What Did the Study Find?
According to research published in JAMA Network Open, roughly 6.4 million Americans search online for information about CBD every month. This outpaces every other health product.
“CBD has become insanely popular,” said co-author John W. Ayers, PhD, vice chief of innovation in the Division of Infectious Disease and Global Public Health at UC San Diego, in a statement. “Three years ago, there was essentially no one searching about CBD online.”
The researchers obtained this estimate based on an analysis of Google search queries that mentioned “CBD” or “cannabidiol” within the U.S. from January 2004 through April 2019. CBD search queries grew by 125 percent during 2017, an additional 160 percent during 2018, and researchers predict it will to grow 180 percent by the end of this year. CBD searches increased across all states, ranging from a 211-percent increase in Oklahoma to a 605-percent increase in Alabama.
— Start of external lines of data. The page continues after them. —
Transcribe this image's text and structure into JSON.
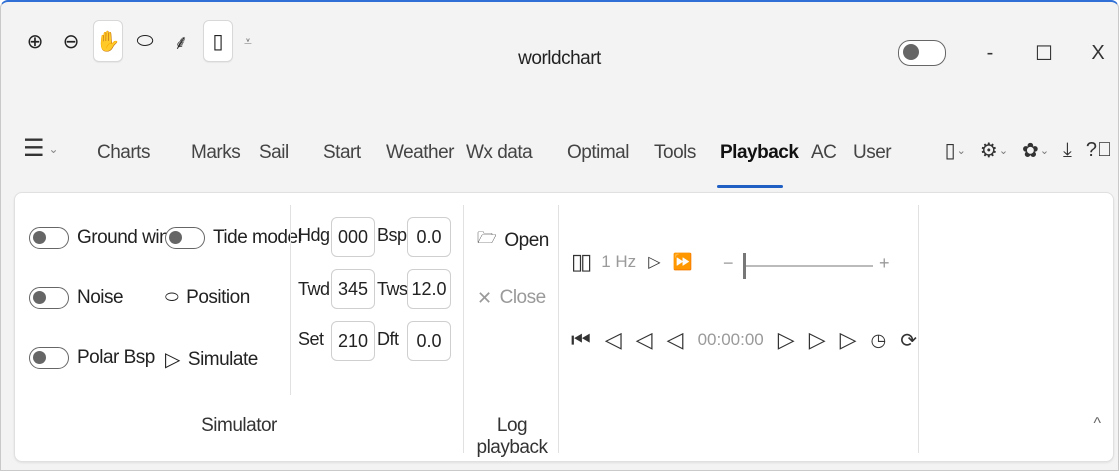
{
  "window": {
    "title": "worldchart"
  },
  "toolbar": {
    "tools": [
      {
        "name": "zoom-in-icon",
        "glyph": "⊕"
      },
      {
        "name": "zoom-out-icon",
        "glyph": "⊖"
      },
      {
        "name": "pan-hand-icon",
        "glyph": "✋"
      },
      {
        "name": "boat-icon",
        "glyph": "⬭"
      },
      {
        "name": "route-icon",
        "glyph": "ℵ"
      },
      {
        "name": "phone-device-icon",
        "glyph": "▯"
      },
      {
        "name": "qat-dropdown-icon",
        "glyph": "⩡"
      }
    ]
  },
  "window_controls": {
    "minimize": "-",
    "maximize": "☐",
    "close": "X"
  },
  "menu": {
    "tabs": [
      "Charts",
      "Marks",
      "Sail",
      "Start",
      "Weather",
      "Wx data",
      "Optimal",
      "Tools",
      "Playback",
      "AC",
      "User"
    ],
    "active": "Playback"
  },
  "simulator": {
    "ground_wind": "Ground wind",
    "tide_model": "Tide model",
    "noise": "Noise",
    "position": "Position",
    "polar_bsp": "Polar Bsp",
    "simulate": "Simulate",
    "label": "Simulator",
    "hdg_label": "Hdg",
    "hdg": "000",
    "bsp_label": "Bsp",
    "bsp": "0.0",
    "twd_label": "Twd",
    "twd": "345",
    "tws_label": "Tws",
    "tws": "12.0",
    "set_label": "Set",
    "set": "210",
    "dft_label": "Dft",
    "dft": "0.0"
  },
  "log_playback": {
    "open": "Open",
    "close": "Close",
    "label": "Log playback"
  },
  "playback": {
    "rate": "1 Hz",
    "time": "00:00:00",
    "slider_plus": "+",
    "slider_minus": "−"
  },
  "collapse_ribbon": "^"
}
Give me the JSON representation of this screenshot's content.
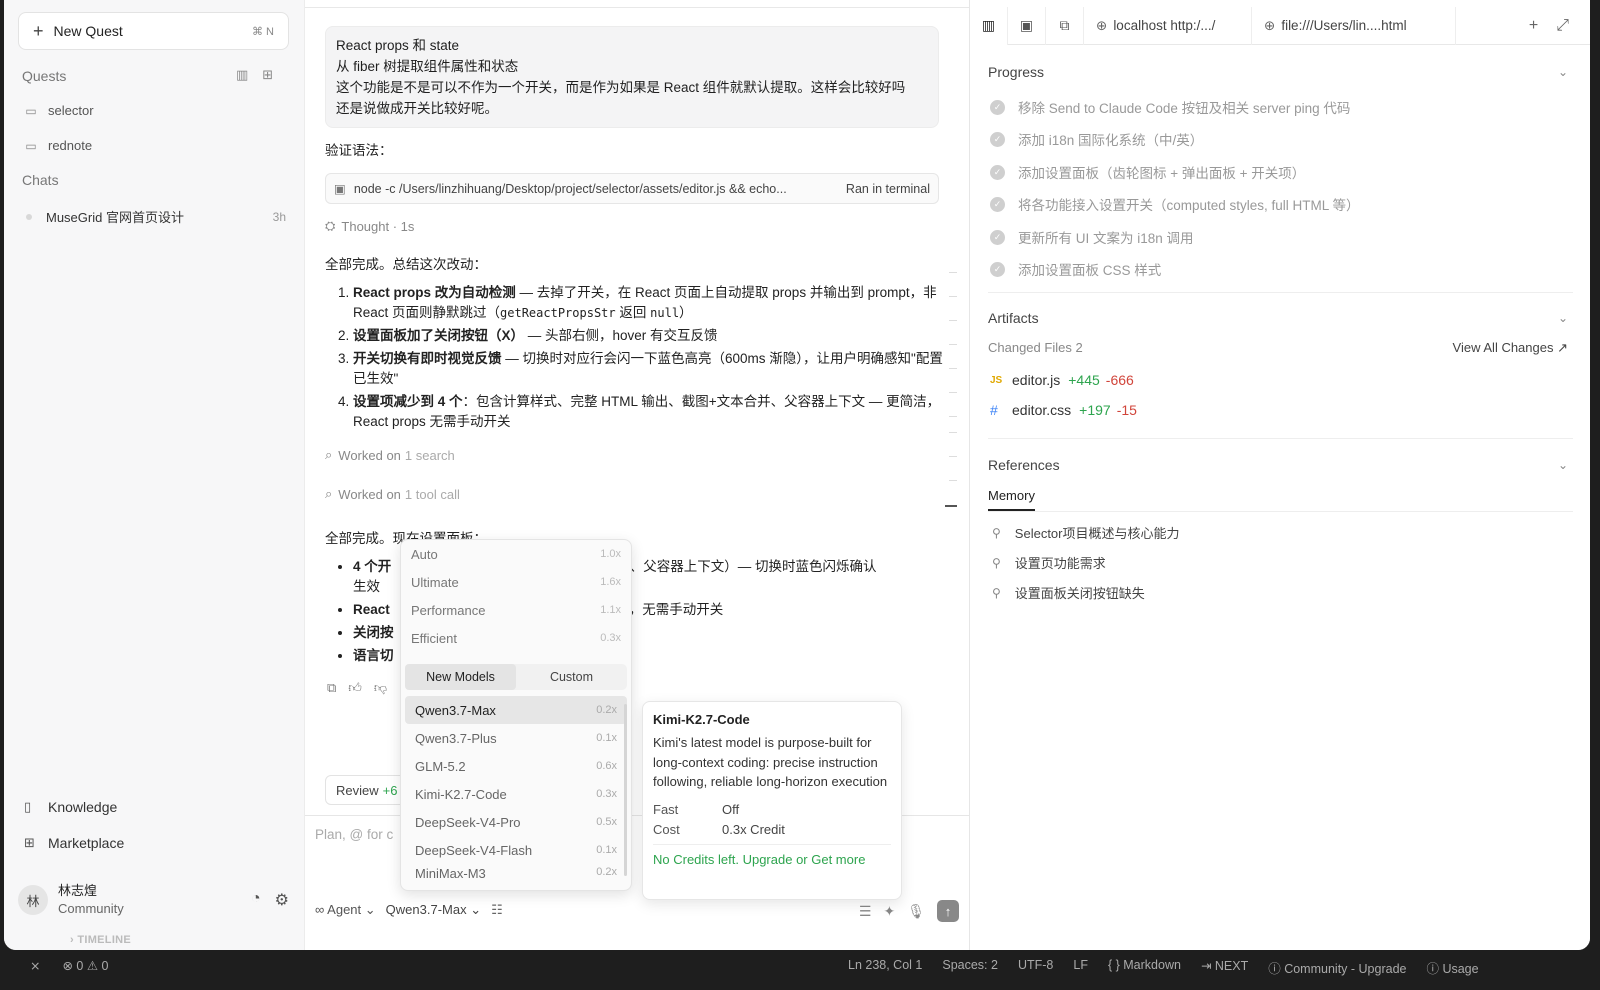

Interest in CBD beat other top search terms by: 749 percent for acupuncture, 517 percent for apple cider vinegar, 338 percent for meditation, 63 percent for vaccination, 59 percent for exercise, 13 percent for marijuana and 12 percent for veganism.
What Does the Study Mean for Health Professionals?
The most important takeaway from the research is for health providers, study authors stress.
“At this time there are no known benefits for taking CBD over-the-counter,” said Davey Smith, MD, chief of Infectious Diseases and Global Public Health at UC San Diego. “Some consumers might forgo seeing a physician or taking medications with known, tested and approved therapeutic benefits in favor of CBD and thereby become sicker or succumb to their illness.”
Added Eric Leas, PhD, assistant professor in the Department of Family Medicine and Public Health and lead author of the study: “There are already documented cases of CBD products unknowingly containing potential poisons because there are no government regulations that oversee the manufacturing of CBD.”
For tips to talk to your patients about CBD, visit our guide.
Trends in Internet Searches for Cannabidiol (CBD) in the United States, JAMA Network Open.